Vanderhoef -- standing by his original $736 million budget proposal that calls for slashing 125 positions from the county workforce -- has the next five days after the Legislature's vote to exercise his veto power, whether partially or in full, his spokesman Ron Levine told Newsday.
"We stand by our budget," Levine said. "Whatever they send us, they send us. In the end, we'll have to review and decide if we can go along with it or if it needs to be vetoed."
Vanderhoef is concerned with how the final budget will affect Rockland's bond rating, which is hovering just above junk status as the county is looking at a $43 million gap for next year and an overall estimated $95 million shortfall due to years of operating in the red.
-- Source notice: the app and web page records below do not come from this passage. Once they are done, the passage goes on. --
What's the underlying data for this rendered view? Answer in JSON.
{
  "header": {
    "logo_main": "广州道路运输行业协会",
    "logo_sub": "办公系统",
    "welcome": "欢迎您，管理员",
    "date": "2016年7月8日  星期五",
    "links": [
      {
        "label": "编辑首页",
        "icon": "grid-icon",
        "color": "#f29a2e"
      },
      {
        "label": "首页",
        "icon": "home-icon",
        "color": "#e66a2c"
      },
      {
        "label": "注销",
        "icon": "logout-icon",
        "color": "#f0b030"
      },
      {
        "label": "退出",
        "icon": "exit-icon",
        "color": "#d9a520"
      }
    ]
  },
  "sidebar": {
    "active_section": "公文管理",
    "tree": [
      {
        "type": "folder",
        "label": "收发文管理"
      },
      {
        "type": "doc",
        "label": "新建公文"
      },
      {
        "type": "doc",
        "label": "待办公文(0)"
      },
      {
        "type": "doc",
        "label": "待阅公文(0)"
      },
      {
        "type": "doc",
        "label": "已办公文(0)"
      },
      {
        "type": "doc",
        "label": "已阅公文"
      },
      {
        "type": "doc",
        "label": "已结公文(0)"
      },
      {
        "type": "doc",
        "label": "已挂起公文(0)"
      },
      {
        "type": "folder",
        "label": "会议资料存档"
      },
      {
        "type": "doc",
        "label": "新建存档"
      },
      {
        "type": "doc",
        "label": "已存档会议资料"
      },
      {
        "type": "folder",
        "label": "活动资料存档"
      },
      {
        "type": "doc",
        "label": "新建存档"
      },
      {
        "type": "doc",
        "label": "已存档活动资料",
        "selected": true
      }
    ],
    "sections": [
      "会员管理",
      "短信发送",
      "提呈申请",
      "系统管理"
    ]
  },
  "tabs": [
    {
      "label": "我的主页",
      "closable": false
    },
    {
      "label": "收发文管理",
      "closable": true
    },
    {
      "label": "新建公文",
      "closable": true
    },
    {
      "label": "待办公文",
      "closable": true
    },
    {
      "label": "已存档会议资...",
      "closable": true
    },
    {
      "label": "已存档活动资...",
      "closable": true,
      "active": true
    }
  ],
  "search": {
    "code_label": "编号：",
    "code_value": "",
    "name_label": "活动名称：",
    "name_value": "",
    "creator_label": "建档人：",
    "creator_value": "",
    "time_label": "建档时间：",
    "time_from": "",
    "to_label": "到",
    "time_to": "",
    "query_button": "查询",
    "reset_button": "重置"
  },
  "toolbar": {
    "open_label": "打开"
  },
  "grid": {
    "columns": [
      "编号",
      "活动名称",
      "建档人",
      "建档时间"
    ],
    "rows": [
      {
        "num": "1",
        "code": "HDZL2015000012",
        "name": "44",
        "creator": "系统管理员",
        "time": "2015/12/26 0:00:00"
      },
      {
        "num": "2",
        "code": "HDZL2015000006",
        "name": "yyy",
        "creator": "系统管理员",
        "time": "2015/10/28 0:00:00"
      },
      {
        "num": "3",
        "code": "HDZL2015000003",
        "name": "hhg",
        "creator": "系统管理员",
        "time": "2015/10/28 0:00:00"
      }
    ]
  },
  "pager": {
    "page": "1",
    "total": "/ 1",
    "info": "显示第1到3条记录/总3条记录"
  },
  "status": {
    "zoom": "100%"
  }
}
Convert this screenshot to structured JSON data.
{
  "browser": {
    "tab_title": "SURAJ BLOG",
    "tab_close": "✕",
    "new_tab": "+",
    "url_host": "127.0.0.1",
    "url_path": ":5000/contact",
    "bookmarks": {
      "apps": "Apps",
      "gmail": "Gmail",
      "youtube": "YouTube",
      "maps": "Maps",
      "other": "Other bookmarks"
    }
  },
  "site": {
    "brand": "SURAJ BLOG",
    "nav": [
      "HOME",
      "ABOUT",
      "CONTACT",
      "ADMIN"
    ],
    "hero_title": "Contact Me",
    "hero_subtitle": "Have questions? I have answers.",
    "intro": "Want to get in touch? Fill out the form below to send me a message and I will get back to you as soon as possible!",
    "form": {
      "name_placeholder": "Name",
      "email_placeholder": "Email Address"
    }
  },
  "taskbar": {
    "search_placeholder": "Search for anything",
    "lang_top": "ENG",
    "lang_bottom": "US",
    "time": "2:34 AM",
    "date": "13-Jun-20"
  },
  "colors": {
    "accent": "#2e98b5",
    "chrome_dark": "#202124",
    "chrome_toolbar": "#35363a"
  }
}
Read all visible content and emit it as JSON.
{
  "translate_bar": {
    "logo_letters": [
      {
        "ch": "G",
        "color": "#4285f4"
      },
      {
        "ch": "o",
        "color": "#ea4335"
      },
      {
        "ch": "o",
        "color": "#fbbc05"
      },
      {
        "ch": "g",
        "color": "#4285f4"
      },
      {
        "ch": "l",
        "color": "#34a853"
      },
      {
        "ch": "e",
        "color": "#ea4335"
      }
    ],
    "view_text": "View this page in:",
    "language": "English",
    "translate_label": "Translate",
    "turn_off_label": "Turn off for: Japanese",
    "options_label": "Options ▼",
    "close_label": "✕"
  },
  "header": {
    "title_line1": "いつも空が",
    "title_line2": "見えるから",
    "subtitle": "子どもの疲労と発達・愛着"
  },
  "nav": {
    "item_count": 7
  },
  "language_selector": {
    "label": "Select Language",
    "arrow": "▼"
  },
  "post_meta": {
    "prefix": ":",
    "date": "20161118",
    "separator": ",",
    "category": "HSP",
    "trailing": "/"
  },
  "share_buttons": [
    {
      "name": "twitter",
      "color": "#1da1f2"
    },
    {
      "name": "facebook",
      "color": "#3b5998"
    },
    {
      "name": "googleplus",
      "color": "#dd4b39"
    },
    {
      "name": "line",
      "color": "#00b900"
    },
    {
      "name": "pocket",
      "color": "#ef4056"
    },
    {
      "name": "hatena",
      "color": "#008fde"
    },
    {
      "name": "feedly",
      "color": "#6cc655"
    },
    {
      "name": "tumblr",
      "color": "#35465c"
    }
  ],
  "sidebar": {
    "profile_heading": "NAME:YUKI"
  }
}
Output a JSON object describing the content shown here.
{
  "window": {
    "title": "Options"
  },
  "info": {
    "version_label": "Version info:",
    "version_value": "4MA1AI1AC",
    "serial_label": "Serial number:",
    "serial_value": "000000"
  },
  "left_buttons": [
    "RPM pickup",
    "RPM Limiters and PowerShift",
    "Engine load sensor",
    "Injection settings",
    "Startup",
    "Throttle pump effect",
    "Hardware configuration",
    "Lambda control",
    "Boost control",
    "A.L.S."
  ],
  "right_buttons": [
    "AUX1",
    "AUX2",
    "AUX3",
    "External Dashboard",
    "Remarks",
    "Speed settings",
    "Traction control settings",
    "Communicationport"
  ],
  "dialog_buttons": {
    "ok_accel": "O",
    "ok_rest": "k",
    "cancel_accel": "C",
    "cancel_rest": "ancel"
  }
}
The Democratic-controlled Legislature has criticized Vanderhoef's budget proposal, saying that it is reluctant to lay off county workers. Vanderhoef, a Republican, also doesn't have the full support of his party members in the Legislature.
Legis. Edwin Day (R-New City) said he has been working with two other GOP legislators to reverse proposed cuts to vital services and lower the executive's proposed 18.4 percent tax hike.
"We want to lighten the property tax burden for the people of Rockland County," Day said. "The three of us will be putting forth a proposal at tonight's meeting and if it works out the way I think it will, we'll restore jobs in public safety, highway and mosquito control."
Vanderhoef's budget, as well as the Budget and Finance Committee and Day's plans, all would require a supermajority override of Gov. Andrew Cuomo's 2 percent property tax cap. This year, county taxes were increased by about 30 percent.